== Task to complete ==
Find the count of lines in the material below that include the word "Dynamic". State nothing but that number.

== Listed entries ==
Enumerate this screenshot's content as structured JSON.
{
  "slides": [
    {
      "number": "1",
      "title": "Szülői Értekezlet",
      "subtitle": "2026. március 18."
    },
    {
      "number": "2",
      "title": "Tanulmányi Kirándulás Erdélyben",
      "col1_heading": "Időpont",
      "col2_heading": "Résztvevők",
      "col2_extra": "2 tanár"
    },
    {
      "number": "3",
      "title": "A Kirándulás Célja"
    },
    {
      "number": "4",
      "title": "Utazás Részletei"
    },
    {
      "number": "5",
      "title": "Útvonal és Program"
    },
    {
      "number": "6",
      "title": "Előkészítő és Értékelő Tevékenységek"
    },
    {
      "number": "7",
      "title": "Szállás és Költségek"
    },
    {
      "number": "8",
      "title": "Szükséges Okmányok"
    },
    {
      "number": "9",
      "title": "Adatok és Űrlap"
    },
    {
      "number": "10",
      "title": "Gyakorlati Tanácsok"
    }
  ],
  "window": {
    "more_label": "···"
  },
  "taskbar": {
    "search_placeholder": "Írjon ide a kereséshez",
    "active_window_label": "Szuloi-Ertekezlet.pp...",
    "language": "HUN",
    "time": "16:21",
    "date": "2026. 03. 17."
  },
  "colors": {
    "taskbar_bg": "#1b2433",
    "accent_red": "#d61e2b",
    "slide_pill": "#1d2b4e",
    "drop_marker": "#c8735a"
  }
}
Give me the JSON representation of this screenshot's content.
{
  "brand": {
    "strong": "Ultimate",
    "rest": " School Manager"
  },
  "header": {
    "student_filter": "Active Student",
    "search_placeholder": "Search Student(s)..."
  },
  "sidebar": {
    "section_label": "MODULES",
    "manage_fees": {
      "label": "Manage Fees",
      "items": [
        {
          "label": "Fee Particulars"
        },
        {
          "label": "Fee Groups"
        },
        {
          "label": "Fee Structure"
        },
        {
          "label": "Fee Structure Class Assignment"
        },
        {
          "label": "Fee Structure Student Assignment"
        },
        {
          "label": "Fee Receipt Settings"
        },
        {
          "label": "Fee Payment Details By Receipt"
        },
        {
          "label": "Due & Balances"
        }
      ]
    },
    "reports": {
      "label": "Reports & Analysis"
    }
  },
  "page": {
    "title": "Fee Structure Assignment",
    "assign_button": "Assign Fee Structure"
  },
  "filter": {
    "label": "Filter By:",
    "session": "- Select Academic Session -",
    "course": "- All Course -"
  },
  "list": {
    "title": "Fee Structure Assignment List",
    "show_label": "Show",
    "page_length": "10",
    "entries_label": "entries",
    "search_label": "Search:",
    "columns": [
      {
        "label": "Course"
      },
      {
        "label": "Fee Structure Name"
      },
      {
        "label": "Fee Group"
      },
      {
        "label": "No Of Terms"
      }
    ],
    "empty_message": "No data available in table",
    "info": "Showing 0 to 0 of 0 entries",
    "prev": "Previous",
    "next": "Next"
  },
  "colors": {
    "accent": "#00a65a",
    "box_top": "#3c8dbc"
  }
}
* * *
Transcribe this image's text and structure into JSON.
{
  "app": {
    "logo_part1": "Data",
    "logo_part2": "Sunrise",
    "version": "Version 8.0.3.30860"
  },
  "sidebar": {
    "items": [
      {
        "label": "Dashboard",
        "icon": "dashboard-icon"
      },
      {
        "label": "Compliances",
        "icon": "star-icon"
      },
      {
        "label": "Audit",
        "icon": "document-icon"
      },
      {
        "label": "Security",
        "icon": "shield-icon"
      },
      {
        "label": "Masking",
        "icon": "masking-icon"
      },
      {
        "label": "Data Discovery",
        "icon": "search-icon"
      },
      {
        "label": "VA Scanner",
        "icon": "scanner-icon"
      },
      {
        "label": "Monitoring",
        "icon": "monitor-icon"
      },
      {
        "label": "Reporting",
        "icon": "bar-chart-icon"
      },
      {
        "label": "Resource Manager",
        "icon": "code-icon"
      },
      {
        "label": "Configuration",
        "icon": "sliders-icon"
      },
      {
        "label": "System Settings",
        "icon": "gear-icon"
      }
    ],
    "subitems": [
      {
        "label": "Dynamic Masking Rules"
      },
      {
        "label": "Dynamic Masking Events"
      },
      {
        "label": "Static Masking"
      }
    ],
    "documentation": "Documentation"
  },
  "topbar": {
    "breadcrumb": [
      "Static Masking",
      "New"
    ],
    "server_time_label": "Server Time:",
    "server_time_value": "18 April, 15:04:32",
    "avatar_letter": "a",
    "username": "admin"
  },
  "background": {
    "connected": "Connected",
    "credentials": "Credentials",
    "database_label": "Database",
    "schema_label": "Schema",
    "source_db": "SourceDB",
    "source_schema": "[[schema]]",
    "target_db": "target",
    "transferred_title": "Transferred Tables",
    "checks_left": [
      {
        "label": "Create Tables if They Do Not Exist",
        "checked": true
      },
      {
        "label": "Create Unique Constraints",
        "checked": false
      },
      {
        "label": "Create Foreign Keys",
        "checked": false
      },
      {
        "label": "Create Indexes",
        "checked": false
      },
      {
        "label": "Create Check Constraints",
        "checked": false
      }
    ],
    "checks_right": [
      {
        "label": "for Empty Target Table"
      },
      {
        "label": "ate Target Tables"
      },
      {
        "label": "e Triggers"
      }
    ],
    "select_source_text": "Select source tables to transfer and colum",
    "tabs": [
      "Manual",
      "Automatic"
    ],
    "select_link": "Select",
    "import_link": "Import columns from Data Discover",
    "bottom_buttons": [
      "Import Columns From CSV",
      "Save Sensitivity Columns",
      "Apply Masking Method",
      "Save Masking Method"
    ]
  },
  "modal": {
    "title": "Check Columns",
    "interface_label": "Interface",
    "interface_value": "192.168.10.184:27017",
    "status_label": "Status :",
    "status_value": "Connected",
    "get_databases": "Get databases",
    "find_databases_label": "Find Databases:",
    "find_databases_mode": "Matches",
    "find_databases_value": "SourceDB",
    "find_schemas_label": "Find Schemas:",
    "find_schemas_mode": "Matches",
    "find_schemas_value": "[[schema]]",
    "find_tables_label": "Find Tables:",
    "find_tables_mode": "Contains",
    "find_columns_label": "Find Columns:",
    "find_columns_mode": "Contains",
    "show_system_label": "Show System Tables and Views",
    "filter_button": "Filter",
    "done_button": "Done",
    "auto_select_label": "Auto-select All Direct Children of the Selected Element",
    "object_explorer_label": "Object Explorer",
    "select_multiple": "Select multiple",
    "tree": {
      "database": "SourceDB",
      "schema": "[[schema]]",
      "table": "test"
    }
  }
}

== Solved exercise ==
2